Adrenalin pumping, gun toting, emotional roller-coaster and an all out brilliant story. Now the gushing is over let gets to the rest of my review.
If you don't like reading about death and killing, this isn't the book for you, but if can handle extremely edgy content, then buy it now because you'll love the story. Yes, there were some bits where I cringed and thought, "Nooooo ... I like that character, bring him back, you big meanie!" but by and large I was completely wrapped up in the story.
Okay, a one line synopsis: A class of 42 students have to fight until there is only one left alive.
And this was the main reason why I held back a bit before buying this book, because I knew the majority of the characters were going to die and I didn't want to invest emotionally into them. By the way, The Hunger Games author must've read this book, because the ideas are too similar. Yes, she'd put a spin on her own story, but there are definite similarities, although Battle Royale is soooooo much better. And the reason why, besides the full on action and nail biting sequences,the characters were fantastic. I eventually came to the conclusion that it wasn't just about how the characters were going to leave this world, and in many of their cases biting the bullet, but it was also largely about getting to know these 15-year-olds and learning what made them unique and interesting. By the way, some of my favourites were Shinji, Shogo and Horoki. I also felt like protecting that poor boy who got shot trying to save that nasty girl's life.
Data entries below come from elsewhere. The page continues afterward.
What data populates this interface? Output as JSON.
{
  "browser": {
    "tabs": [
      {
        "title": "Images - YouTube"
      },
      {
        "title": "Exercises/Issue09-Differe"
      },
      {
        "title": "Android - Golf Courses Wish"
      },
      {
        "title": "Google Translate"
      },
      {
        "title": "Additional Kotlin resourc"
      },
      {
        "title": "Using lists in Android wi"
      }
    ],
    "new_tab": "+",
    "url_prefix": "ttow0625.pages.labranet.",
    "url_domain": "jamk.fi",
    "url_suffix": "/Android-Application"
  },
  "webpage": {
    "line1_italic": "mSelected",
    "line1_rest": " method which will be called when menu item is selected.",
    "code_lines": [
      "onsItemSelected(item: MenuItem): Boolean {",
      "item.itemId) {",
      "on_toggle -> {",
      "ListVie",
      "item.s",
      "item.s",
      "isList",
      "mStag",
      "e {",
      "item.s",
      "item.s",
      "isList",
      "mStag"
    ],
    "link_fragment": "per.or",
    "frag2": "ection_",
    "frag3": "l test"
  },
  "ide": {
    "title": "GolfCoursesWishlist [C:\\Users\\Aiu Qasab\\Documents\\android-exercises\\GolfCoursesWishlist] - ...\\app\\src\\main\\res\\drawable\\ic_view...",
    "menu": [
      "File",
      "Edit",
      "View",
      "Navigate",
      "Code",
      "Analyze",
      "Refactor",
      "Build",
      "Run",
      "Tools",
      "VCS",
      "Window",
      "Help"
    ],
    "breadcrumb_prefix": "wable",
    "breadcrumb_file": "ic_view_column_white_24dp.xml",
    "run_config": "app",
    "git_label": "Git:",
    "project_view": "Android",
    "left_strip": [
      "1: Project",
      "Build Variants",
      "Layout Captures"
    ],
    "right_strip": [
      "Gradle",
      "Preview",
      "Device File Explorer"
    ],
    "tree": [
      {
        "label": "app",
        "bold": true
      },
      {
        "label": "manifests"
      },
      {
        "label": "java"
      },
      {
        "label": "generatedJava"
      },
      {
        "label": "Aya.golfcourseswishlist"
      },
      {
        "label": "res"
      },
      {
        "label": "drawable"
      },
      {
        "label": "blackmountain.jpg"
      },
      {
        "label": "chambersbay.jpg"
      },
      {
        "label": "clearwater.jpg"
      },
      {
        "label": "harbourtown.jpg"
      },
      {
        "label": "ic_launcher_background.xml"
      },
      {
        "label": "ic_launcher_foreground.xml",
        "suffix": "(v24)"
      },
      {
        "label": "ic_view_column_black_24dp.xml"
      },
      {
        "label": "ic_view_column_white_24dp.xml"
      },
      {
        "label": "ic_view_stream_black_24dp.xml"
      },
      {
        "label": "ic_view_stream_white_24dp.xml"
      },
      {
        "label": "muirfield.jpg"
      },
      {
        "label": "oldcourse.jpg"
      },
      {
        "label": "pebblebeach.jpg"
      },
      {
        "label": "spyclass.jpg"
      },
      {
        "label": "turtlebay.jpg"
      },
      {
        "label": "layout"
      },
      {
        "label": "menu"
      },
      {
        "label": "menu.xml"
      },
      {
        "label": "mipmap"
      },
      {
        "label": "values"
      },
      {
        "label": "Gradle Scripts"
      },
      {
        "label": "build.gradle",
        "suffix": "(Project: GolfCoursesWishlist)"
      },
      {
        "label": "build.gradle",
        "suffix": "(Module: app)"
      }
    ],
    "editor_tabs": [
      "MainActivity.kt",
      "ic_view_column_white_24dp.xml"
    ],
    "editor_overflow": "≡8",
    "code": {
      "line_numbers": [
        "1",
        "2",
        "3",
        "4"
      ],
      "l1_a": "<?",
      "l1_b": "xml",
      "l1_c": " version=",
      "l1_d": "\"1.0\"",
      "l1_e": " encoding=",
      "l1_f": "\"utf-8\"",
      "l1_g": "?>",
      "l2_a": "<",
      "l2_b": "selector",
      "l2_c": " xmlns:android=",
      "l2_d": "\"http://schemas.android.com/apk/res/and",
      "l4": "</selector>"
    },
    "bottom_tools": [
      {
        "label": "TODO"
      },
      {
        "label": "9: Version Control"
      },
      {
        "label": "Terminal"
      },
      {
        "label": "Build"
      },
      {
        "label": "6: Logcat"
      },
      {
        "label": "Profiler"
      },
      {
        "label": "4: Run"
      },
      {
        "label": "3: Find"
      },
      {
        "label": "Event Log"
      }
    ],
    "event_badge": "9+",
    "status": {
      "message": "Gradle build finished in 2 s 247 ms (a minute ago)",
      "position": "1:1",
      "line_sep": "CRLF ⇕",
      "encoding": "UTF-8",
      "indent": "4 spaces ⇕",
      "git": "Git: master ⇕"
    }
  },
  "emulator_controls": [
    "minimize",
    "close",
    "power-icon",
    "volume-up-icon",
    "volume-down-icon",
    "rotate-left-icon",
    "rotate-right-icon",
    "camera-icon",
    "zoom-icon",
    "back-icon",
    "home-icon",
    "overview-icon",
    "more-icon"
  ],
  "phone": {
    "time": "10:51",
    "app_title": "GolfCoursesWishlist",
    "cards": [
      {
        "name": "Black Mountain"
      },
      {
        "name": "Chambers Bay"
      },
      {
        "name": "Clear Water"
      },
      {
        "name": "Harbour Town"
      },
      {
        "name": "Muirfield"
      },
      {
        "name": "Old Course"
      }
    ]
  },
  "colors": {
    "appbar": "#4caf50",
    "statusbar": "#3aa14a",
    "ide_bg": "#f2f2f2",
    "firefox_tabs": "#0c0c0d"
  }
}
He was such a sweetheart and really put across how young these characters were.
And this brings me to the major theme of this story: TRUST. Some of the students trusted their classmates when they shouldn't have while others didn't trust when they needed to. This theme was all the way through the book and was a main reason behind why many of the characters died.
HEROES: Yes, there were a number of heroes in here, like Shuya, Shogo, Hiroki, Yukie, and some more.
VILLAINS: I HATED Mitsuko for what she did (the author gives us background information for why she became so horrible), Kazuo (the most stone-cold villain with literally no feelings due to an accident when he was a baby) and of course the despicable and deplorable Sakamochi.
Now, you've noticed all the names above are Japanese. Well, this is because this is a Japanese book that has been translated into English. I've read about some people complaining about the translation (luckily not too many). I personally didn't have a problem with it. Of course there were going to be some blips, but then again there are English books that have these too. Plus, I was so wrapped up in the story that I didn't care about a few not so smooth sentences. Remember, this also puts you in the mind-frame that you are reading a Japanese book, so just think of it as an accent.
By the way, Japanese names that start off with a Y must be incredibly popular, because there were a number of characters with Y names. Sometimes it was slightly hard to follow all the names, but the really distinctive characters, and the major ones that you were following the most, stuck out with no problems. As you can see I've mentioned some names above and I didn't need to look them up again, which is a sign of how much I got into this story, because foreign names are after all harder to remember. Anyway, if you have trouble remembering the names there is a list of all the students before the Introduction.
I'll stop here. Definitely a 5 star story, which is now classed as one of my all time favourite books (of which I have 4). I am now looking for the book's movie, which came out in 2000 (made in Japan).